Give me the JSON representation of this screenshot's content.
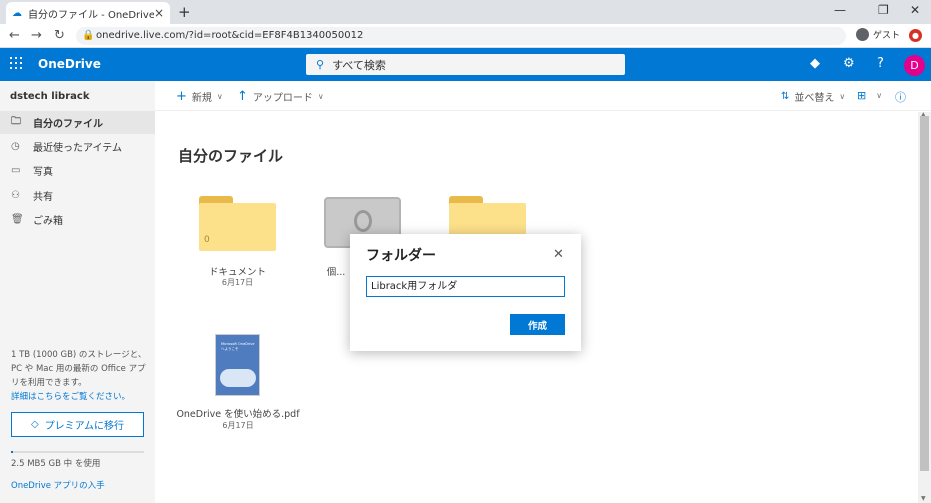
{
  "browser": {
    "tab_title": "自分のファイル - OneDrive",
    "url": "onedrive.live.com/?id=root&cid=EF8F4B1340050012",
    "guest_label": "ゲスト"
  },
  "header": {
    "brand": "OneDrive",
    "search_placeholder": "すべて検索",
    "avatar_letter": "D"
  },
  "sidebar": {
    "username": "dstech librack",
    "items": [
      {
        "label": "自分のファイル",
        "icon": "folder-icon"
      },
      {
        "label": "最近使ったアイテム",
        "icon": "clock-icon"
      },
      {
        "label": "写真",
        "icon": "photo-icon"
      },
      {
        "label": "共有",
        "icon": "people-icon"
      },
      {
        "label": "ごみ箱",
        "icon": "trash-icon"
      }
    ],
    "storage_info": "1 TB (1000 GB) のストレージと、PC や Mac 用の最新の Office アプリを利用できます。",
    "storage_link": "詳細はこちらをご覧ください。",
    "premium_button": "プレミアムに移行",
    "storage_used": "2.5 MB5 GB 中 を使用",
    "get_apps": "OneDrive アプリの入手"
  },
  "commandbar": {
    "new_label": "新規",
    "upload_label": "アップロード",
    "sort_label": "並べ替え"
  },
  "main": {
    "title": "自分のファイル",
    "files": [
      {
        "name": "ドキュメント",
        "date": "6月17日",
        "count": "0"
      },
      {
        "name": "個人用 Vault",
        "visible_name": "個..."
      },
      {
        "name": ""
      },
      {
        "name": "OneDrive を使い始める.pdf",
        "date": "6月17日",
        "thumb_text": "Microsoft OneDrive へようこそ"
      }
    ]
  },
  "dialog": {
    "title": "フォルダー",
    "input_value": "Librack用フォルダ",
    "create_button": "作成"
  }
}
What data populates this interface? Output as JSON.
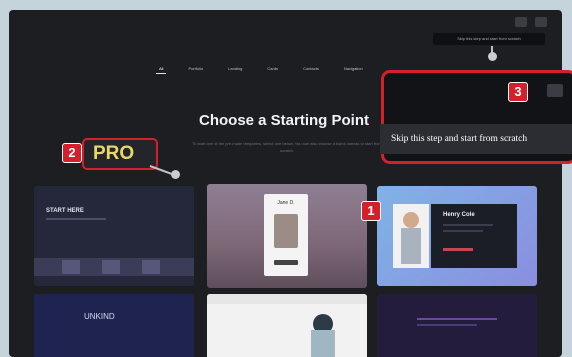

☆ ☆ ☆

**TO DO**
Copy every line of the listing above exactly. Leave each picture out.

**WRITTEN RESPONSE**
Give me the JSON representation of this screenshot's content.
{
  "browser": {
    "tab_title": "自分のファイル - OneDrive",
    "url": "onedrive.live.com/?id=root&cid=EF8F4B1340050012",
    "guest_label": "ゲスト"
  },
  "header": {
    "brand": "OneDrive",
    "search_placeholder": "すべて検索",
    "avatar_letter": "D"
  },
  "sidebar": {
    "username": "dstech librack",
    "items": [
      {
        "label": "自分のファイル",
        "icon": "folder-icon"
      },
      {
        "label": "最近使ったアイテム",
        "icon": "clock-icon"
      },
      {
        "label": "写真",
        "icon": "photo-icon"
      },
      {
        "label": "共有",
        "icon": "people-icon"
      },
      {
        "label": "ごみ箱",
        "icon": "trash-icon"
      }
    ],
    "storage_info": "1 TB (1000 GB) のストレージと、PC や Mac 用の最新の Office アプリを利用できます。",
    "storage_link": "詳細はこちらをご覧ください。",
    "premium_button": "プレミアムに移行",
    "storage_used": "2.5 MB5 GB 中 を使用",
    "get_apps": "OneDrive アプリの入手"
  },
  "commandbar": {
    "new_label": "新規",
    "upload_label": "アップロード",
    "sort_label": "並べ替え"
  },
  "main": {
    "title": "自分のファイル",
    "files": [
      {
        "name": "ドキュメント",
        "date": "6月17日",
        "count": "0"
      },
      {
        "name": "個人用 Vault",
        "visible_name": "個..."
      },
      {
        "name": ""
      },
      {
        "name": "OneDrive を使い始める.pdf",
        "date": "6月17日",
        "thumb_text": "Microsoft OneDrive へようこそ"
      }
    ]
  },
  "dialog": {
    "title": "フォルダー",
    "input_value": "Librack用フォルダ",
    "create_button": "作成"
  }
}
What data populates this interface? Output as JSON.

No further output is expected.